58. Zhang Q, Kwoh C, Attorri S, Clarridge JE 3rd. Aerococcus urinae in urinary tract infections. J Clin Microbiol. 2000;38(4):1703–5. Epub 2000/04/04. 10747177; PubMed Central PMCID: PMC86536.

59. Carlstein C, Marie Soes L, Jorgen Christensen J. Aerococcus christensenii as Part of Severe Polymicrobial Chorioamnionitis in a Pregnant Woman. Open Microbiol J. 2016;10:27–31. Epub 2016/03/26. doi: 10.2174/1874285801610010027 27014376; PubMed Central PMCID: PMC4787314.

60. Vartivarian SE, Papadakis KA, Anaissie EJ. Stenotrophomonas (Xanthomonas) maltophilia urinary tract infection. A disease that is usually severe and complicated. Arch Intern Med. 1996;156(4):433–5. Epub 1996/02/26. 8607729.

61. Denton M, Kerr KG. Microbiological and clinical aspects of infection associated with Stenotrophomonas maltophilia. Clin Microbiol Rev. 1998;11(1):57–80. Epub 1998/02/11. 9457429; PubMed Central PMCID: PMC121376.

62. Kebschull JM, Zador AM. Sources of PCR-induced distortions in high-throughput sequencing data sets. Nucleic Acids Res. 2015;43(21):e143. Epub 2015/07/19. doi: 10.1093/nar/gkv717 26187991; PubMed Central PMCID: PMC4666380.

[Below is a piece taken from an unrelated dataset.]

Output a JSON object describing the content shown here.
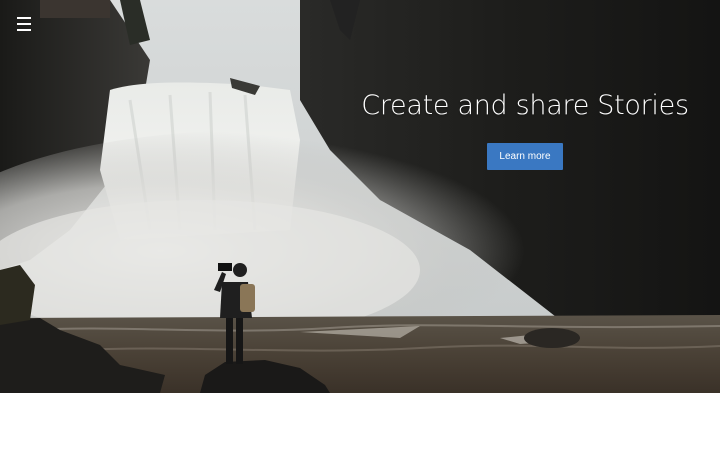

Článek vyšel v časopise

PLOS One


2019 Číslo 11